Of course it’s all hand work that matters and doing it to camera means that thousands if not hundreds of thousands of people will watch and train using our best kept trade secrets.


  1. Stephen Halliday on 22 April 2015 at 11:49 am

    Hi all,
    Purely out of academic interest, what makes your rounded top-square peg different to the ones extensively used in the Greene & Greene furniture of the 19th & early 20th century?

    • Paul Sellers on 22 April 2015 at 6:07 pm

      Depends on how they are made. Many such features are not actually functional but ours are.

      • Stephen Halliday on 24 April 2015 at 12:39 pm

        Hi Paul,
        I see what you mean, I assume yours are a rounded over drawbore peg, whereas the rounded over “buttons” used in G&G style are only decorative as far as I can tell.
        Many thanks, Stephen.

  2. nevynxxx on 22 April 2015 at 12:13 pm

    I do like the round overs you put on a lot of the through tenons. I’m making an oak picture frame and I’m undecided yet if I should try for the same effect. I think it could look nice.

    As far as the hound’s tooth dove tail. Apart from the aesthetics, is there a reason to do them like that?

    • Paul Sellers on 22 April 2015 at 6:08 pm

      This version of the dovetail joint was developed for added strength to the dovetail joint and not decoration.

  • Paul Sellers on Someone Wrote MeThank you. I don't think that anyone should give up their machines because I or anyone else gives the impression that they should.

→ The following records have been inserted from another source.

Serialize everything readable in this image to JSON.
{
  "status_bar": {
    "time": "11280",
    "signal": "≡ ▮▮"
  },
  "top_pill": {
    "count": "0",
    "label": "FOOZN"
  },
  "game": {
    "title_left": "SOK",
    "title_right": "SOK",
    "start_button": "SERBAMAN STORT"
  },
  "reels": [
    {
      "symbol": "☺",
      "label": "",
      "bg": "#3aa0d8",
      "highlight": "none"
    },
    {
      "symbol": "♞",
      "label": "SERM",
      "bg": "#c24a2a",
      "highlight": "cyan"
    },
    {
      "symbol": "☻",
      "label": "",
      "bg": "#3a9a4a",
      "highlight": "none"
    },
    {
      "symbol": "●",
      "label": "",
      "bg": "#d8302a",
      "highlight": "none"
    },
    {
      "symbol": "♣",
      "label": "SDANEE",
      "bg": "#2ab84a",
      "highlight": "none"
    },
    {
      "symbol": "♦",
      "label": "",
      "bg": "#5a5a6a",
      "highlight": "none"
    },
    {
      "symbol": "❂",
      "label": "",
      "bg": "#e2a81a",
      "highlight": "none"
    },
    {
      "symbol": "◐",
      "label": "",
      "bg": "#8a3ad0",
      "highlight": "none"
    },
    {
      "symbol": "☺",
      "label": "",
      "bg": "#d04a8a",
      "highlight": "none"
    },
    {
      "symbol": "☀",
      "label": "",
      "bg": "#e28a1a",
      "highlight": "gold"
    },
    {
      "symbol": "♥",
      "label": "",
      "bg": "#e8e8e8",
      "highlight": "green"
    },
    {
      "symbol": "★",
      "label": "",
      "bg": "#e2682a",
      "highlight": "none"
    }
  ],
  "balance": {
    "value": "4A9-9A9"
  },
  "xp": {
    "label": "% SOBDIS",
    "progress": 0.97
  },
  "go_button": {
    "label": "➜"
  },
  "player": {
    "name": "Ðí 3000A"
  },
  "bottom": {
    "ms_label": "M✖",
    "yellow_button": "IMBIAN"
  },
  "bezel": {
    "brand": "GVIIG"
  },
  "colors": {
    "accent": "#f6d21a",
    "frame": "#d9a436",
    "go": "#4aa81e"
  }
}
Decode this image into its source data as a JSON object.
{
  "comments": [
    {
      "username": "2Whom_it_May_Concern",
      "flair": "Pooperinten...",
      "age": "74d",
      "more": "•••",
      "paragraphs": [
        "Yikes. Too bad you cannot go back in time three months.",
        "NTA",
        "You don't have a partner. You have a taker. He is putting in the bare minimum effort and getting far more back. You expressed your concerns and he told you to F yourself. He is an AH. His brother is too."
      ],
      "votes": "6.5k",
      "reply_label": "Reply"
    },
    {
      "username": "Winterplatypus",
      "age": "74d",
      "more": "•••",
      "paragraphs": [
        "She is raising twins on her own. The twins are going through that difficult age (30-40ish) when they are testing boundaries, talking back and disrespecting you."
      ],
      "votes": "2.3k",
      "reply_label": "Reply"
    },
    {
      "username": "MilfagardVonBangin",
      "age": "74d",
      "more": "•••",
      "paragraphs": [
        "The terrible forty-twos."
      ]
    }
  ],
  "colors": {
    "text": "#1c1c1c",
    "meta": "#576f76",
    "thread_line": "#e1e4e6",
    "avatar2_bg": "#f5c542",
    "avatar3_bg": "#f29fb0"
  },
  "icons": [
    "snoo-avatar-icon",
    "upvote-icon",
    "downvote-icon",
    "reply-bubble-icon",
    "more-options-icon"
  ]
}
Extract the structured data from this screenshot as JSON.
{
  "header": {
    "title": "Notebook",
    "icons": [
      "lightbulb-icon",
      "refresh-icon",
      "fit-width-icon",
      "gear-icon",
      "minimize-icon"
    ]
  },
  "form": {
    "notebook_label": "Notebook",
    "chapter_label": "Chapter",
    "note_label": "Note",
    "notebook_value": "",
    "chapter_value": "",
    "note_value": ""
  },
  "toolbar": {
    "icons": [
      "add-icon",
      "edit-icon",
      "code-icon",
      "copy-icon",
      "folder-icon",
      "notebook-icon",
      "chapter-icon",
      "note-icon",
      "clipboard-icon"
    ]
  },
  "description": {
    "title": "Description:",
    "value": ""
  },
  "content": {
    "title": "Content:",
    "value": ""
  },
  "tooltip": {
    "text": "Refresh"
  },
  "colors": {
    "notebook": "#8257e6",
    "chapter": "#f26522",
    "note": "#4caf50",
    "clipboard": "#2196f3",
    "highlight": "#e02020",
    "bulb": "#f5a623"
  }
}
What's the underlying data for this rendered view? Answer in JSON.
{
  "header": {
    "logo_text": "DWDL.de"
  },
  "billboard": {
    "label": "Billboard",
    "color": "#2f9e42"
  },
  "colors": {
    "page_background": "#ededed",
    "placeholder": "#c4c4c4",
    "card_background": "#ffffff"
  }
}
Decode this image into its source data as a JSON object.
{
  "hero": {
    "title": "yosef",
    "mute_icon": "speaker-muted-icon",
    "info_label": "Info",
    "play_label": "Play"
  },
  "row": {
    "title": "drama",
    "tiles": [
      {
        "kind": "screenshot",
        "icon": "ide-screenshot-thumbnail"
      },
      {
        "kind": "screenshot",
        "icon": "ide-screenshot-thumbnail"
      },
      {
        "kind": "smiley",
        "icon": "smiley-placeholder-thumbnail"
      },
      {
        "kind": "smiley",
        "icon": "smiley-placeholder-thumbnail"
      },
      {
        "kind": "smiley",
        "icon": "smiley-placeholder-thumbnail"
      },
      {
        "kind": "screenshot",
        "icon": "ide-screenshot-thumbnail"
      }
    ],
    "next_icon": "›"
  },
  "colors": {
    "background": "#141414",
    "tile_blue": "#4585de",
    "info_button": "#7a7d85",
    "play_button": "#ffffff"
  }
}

I doubt that I have ever said to anyone don't use…
  • Kurt on A Gem of a RemnantAnd here I thought I was the only one who found this to be true.
  • Adam on Someone Wrote MeReally interesting discussion here. Could be just semantics, but I think machine woodworking is more of an ability. Something that pretty much all humans have - to be able to feed…
  • Stuart Woodcock on Someone Wrote MeHaving just started my first large project, a 3.5m x 0.85m outdoor table. I have watched a lot of Paul's videos to gain knowledge and inspiration. I can tell you from a novice pers…
  • Stephen Tyrrell on The Draw of Skilled HandsIt goes back much further than that. It was written in the 1920's and has been recorded many many times. Still being recorded by modern swing bands today. A great song and a great…
  • Stephen Tyrrell on Someone Wrote MeIt may be true that your efforts will not influence the mass producers Paul, but you have encouraged, tutored and trained thousands of "lifestyle" woodworkers in a craft that they…
  • Michael McGinnis on Someone Wrote MeThe book "The Perfectionists: How Precision Engineers Created the Modern World", by Simon Winchester, describes very well how we ended up the way we are today; without the skilled…